Toni Morrison

873 words - 4 pages reader is intentionally left to assume and stereotype based on the characters actions and descriptions. After reading this piece and its entirety and still not being able to determine which one of the two characters is black and which is white is mind boggling. Morrison went on to write other narratives like “Paradise” in 1988, “Jazz” in 1992, “Love” in 2003, and “A Mercy” in 2008. (Byam, 2013) (Toni Morrison biography- Facts, Birthday, Life

The Omniscient Narrator in Toni Morrison's Jazz

2347 words - 9 pages   In her sixth novel Jazz, Toni Morrison "makes use of an unusual storytelling device: an unnamed, intrusive, and unreliable narrator" ("Toni Morrison" 13).  From the onset of the novel, many readers question the reliability of the narrator due to the fact that this "person" seems to know too many intimate personal details, inner thoughts, and the history of so many characters.  Although as readers we understand an omniscient narrator to

Social Injustice for African Americans in Toni Morrison's Novel, Jazz

679 words - 3 pages the United States. Her writing style is complex but she is able to make the reader pay attention to the situations in the novel. She makes her readers want to go back and clarify what he or she has just read. Toni Morrison fills the novel Jazz with the countless stories of injustice faced by generations of black people.

Truth in the Tales: A Comparison of Two Historically Accurate and Influential Fiction Novels

978 words - 4 pages influence and historical accuracy can create a new subcategory of “historical fiction”. Two exceptional novels by distinguished authors have managed to start this new concept of “historical fiction”. The Great Gatsby by F. Scott Fitzgerald and Jazz by Toni Morrison are two literary novels that pioneered the movement of historical realism in fiction as well as influenced literary writing styles and United States culture for generations following

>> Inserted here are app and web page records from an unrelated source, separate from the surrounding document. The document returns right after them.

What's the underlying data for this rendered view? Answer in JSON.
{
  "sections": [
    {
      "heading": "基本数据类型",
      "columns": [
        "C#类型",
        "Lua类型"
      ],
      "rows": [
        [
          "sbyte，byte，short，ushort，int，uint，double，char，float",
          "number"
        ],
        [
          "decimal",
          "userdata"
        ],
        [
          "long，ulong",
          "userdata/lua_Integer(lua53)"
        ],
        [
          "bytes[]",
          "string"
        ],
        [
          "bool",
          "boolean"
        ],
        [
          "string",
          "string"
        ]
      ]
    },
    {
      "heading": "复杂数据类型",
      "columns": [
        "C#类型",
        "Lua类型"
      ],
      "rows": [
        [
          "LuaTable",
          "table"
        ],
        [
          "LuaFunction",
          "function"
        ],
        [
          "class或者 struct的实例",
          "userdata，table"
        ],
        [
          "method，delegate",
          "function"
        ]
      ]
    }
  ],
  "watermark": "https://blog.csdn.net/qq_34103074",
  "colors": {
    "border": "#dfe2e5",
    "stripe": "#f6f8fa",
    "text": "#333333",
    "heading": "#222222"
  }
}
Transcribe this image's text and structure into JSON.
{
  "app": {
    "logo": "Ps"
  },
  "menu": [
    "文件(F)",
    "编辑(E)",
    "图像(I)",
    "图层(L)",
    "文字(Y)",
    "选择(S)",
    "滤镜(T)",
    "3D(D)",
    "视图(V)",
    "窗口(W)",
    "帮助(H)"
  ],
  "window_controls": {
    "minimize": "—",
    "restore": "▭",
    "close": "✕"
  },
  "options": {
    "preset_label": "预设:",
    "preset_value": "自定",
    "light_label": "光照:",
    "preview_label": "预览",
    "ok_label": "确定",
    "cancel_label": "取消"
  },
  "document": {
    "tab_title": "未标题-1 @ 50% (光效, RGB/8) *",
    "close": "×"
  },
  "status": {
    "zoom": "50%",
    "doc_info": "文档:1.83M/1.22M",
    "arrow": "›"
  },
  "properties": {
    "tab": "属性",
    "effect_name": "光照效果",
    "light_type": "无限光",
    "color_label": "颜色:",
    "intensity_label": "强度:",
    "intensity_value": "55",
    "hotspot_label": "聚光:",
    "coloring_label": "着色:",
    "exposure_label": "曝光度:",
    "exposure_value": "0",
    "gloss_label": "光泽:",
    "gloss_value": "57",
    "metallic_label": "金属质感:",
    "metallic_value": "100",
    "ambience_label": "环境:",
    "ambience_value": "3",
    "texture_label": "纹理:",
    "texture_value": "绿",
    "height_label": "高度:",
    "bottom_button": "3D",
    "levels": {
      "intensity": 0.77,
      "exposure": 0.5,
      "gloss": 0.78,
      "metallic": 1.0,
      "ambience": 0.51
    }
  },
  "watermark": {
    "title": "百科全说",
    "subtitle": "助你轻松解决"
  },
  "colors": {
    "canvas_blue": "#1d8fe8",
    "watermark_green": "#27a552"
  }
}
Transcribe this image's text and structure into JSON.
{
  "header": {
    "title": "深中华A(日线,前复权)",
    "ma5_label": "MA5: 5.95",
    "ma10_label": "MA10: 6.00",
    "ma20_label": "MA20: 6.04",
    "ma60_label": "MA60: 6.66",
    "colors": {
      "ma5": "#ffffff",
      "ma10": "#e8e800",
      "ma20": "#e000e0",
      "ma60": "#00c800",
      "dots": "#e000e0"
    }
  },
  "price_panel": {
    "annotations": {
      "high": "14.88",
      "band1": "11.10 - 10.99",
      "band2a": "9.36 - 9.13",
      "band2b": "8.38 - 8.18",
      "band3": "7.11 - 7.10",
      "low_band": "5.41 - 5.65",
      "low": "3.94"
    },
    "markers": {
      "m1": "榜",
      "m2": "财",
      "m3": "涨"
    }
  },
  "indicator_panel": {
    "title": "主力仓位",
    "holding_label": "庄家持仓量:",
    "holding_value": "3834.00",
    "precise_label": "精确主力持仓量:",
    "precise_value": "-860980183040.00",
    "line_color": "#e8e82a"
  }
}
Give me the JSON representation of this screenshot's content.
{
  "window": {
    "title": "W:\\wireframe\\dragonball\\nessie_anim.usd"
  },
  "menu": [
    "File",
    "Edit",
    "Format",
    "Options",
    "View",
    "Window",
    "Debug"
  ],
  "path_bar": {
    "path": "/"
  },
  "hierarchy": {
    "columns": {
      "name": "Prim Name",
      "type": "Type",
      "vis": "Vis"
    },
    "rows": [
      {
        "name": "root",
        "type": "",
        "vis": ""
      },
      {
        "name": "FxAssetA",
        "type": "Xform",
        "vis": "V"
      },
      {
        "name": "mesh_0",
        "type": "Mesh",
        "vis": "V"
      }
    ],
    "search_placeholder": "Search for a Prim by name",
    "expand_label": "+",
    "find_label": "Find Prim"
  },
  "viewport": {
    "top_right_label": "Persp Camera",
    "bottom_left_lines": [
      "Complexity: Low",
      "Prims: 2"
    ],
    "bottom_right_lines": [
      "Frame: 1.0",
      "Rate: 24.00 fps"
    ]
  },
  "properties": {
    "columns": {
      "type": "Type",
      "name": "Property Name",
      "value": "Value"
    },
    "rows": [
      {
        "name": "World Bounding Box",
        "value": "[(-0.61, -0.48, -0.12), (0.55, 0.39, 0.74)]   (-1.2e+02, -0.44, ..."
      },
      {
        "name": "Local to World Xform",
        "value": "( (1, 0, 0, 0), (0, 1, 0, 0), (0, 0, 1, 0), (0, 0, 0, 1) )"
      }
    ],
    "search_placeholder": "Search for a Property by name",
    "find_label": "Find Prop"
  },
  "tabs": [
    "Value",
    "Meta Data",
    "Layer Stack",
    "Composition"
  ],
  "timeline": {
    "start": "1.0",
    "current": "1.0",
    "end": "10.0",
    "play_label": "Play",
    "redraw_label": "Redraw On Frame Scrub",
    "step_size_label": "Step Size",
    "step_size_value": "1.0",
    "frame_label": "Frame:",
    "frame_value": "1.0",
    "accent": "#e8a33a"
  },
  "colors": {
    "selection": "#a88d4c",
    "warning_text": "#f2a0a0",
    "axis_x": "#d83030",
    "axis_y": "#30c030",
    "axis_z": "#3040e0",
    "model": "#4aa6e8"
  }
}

Similar Essays

Toni Morrison And Beloved Essay

2825 words - 11 pages Toni Morrison was awarded the Pulitzer Prize for her novel Beloved, a novel whose popularity and worth earned her the Nobel Prize in literature the first ever awarded to a black female author.  Born in the small town of Larain, Ohio, in 1931, to George and Ramah Willis Wofford, Morrison's birth name is Chloe Anthony Wofford (Gates and Appiah  ix).  Morrison describes the actions of her central character in Beloved, as:  the ultimate

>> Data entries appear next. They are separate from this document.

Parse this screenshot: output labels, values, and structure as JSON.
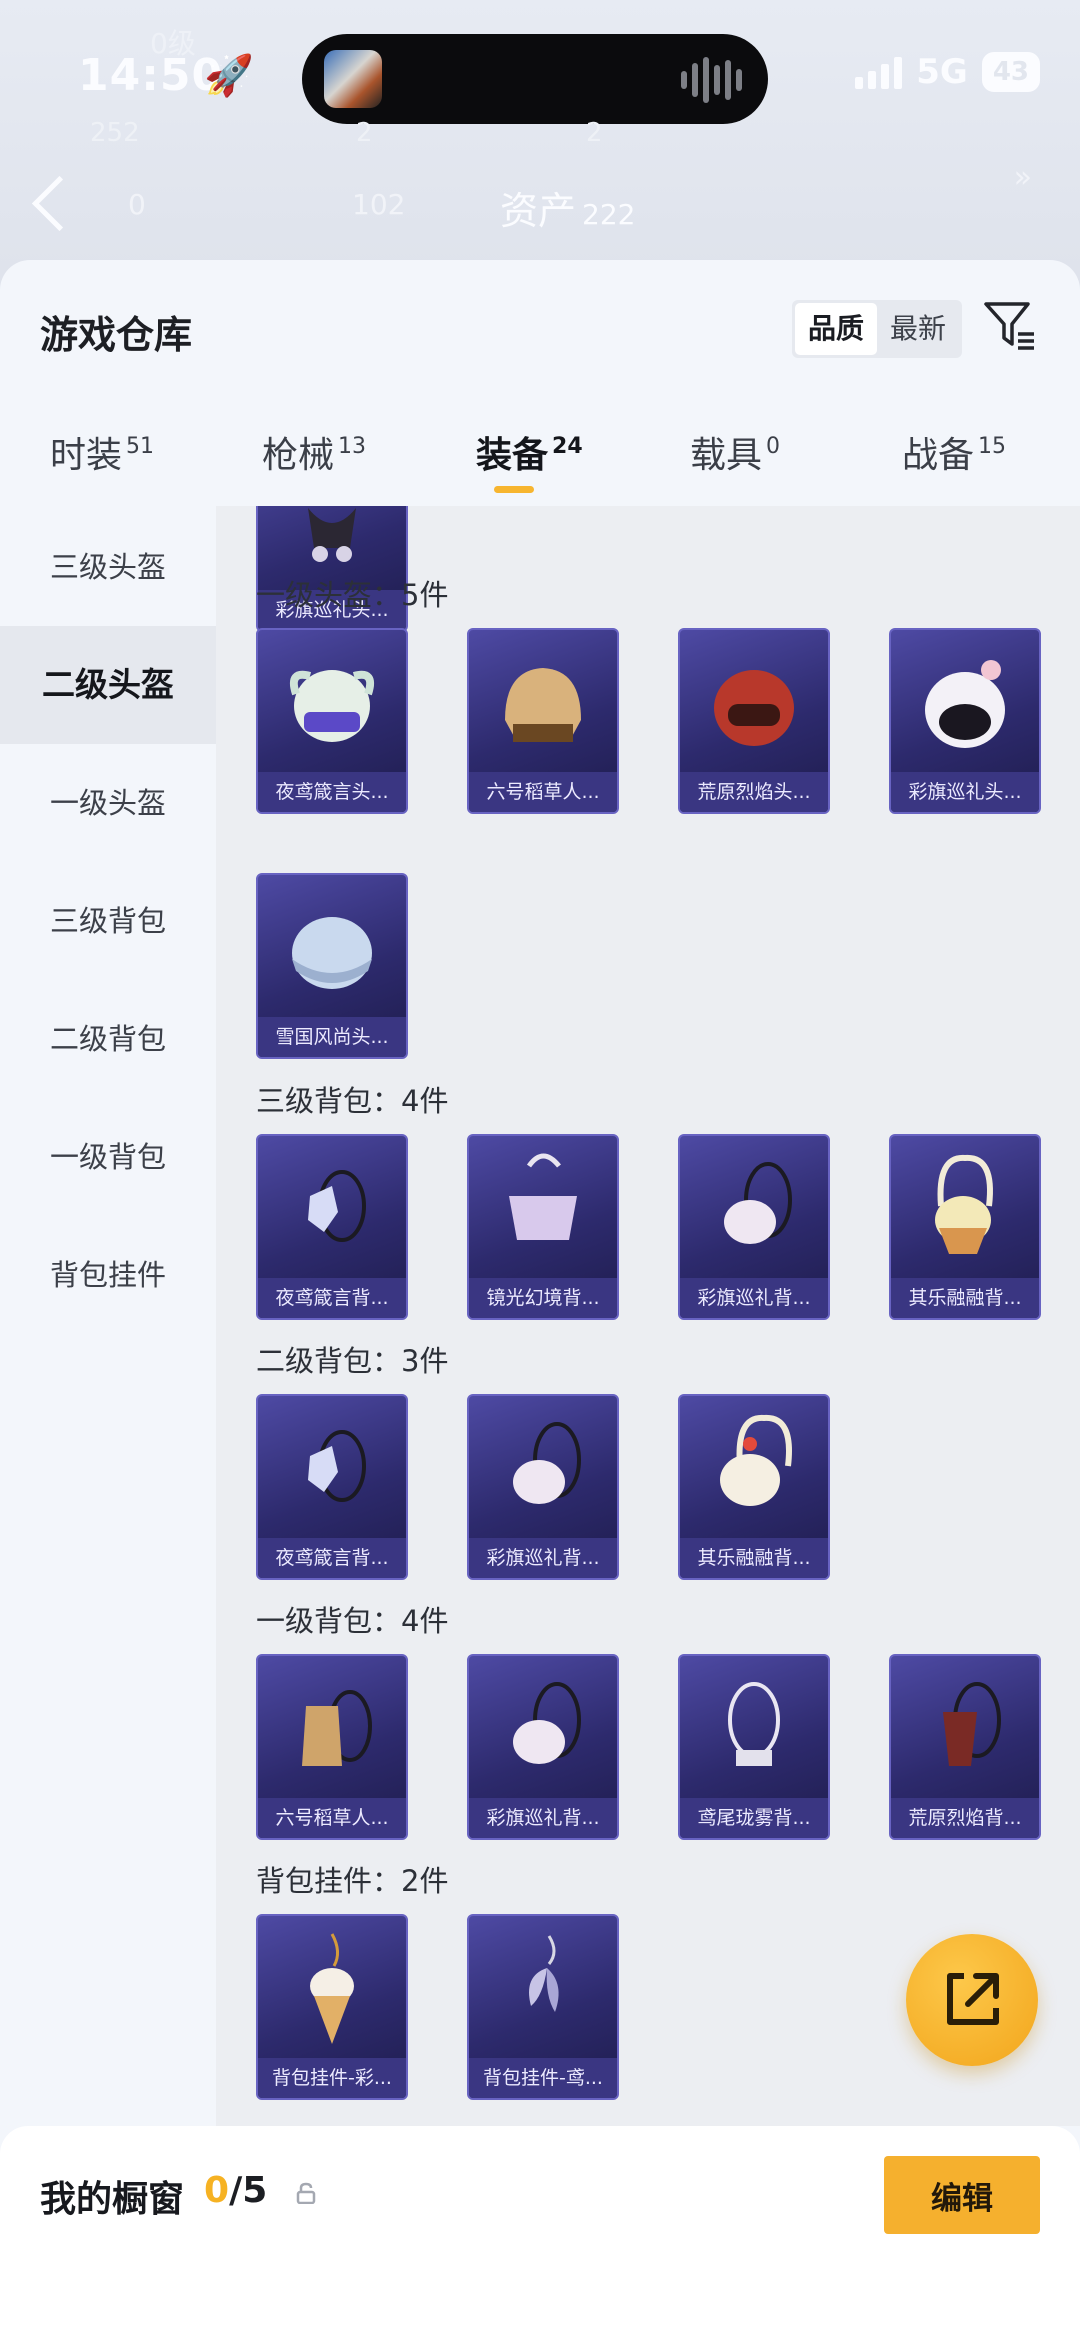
{
  "status_bar": {
    "time": "14:50",
    "network": "5G",
    "battery": "43",
    "faded_top_text": "0级"
  },
  "background_header": {
    "stat_1": "252",
    "stat_2": "2",
    "stat_3": "2",
    "left_value": "0",
    "mid_value": "102",
    "asset_label": "资产",
    "asset_value": "222"
  },
  "sheet": {
    "title": "游戏仓库",
    "sort_options": [
      "品质",
      "最新"
    ],
    "sort_selected": "品质",
    "tabs": [
      {
        "label": "时装",
        "count": "51"
      },
      {
        "label": "枪械",
        "count": "13"
      },
      {
        "label": "装备",
        "count": "24"
      },
      {
        "label": "载具",
        "count": "0"
      },
      {
        "label": "战备",
        "count": "15"
      }
    ],
    "active_tab": "装备",
    "sidebar": [
      "三级头盔",
      "二级头盔",
      "一级头盔",
      "三级背包",
      "二级背包",
      "一级背包",
      "背包挂件"
    ],
    "active_sidebar": "二级头盔",
    "top_partial_card": "彩旗巡礼头...",
    "groups": [
      {
        "title": "一级头盔：5件",
        "items": [
          "夜鸢箴言头...",
          "六号稻草人...",
          "荒原烈焰头...",
          "彩旗巡礼头...",
          "雪国风尚头..."
        ]
      },
      {
        "title": "三级背包：4件",
        "items": [
          "夜鸢箴言背...",
          "镜光幻境背...",
          "彩旗巡礼背...",
          "其乐融融背..."
        ]
      },
      {
        "title": "二级背包：3件",
        "items": [
          "夜鸢箴言背...",
          "彩旗巡礼背...",
          "其乐融融背..."
        ]
      },
      {
        "title": "一级背包：4件",
        "items": [
          "六号稻草人...",
          "彩旗巡礼背...",
          "鸢尾珑雾背...",
          "荒原烈焰背..."
        ]
      },
      {
        "title": "背包挂件：2件",
        "items": [
          "背包挂件-彩...",
          "背包挂件-鸢..."
        ]
      }
    ]
  },
  "showcase": {
    "title": "我的橱窗",
    "current": "0",
    "max": "/5",
    "edit_label": "编辑"
  },
  "colors": {
    "accent": "#f5b02e",
    "card_bg": "#2d2a6d",
    "card_border": "#6863c2"
  }
}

Huckleberry Finn And Toni Morrison Essay

813 words - 4 pages In Toni Morrison's essay, From Introduction to Adventures of Huckleberry Finn she talks about the issue of people wanting to remove Huckleberry Finn from public schools' reading lists and the libraries. Morrison raises the argument of race in this essay. This argument about race is one that still faces the world today. Morrison argues that because this argument is one that preoccupies us today we need to keep reading it. In her essay Morrison

Good And Evil In Toni Morrison

2071 words - 8 pages the case of Picola, the proverb `It takes a village to raise a child' holds true. Every character in the book partook in Picola's downward descent; Rosemary, Junior, Geraldine, Maureen Peal, and other minor characters. Toni Morrison ends the novel with Claudia's ending narration. Though she befriends Picola, Claudia also feels guilty of the events that occurred that year, and feels some of the blame and responsibility lay with her, ."..the

Toni Morrison And Bell Hooks: Fighting For Truth

910 words - 4 pages Toni Morrison and bell hooks: Fighting for Truth   In a society where harsh generalization and inaccurate stereotypes of African-Americans are present in everyday life, two authors have attempted to try and make a change in the way whites perceive blacks. In conversations with Toni Morrison and essays written by bell hooks, these authors help the American public realize the socially incorrect views our culture displays.  In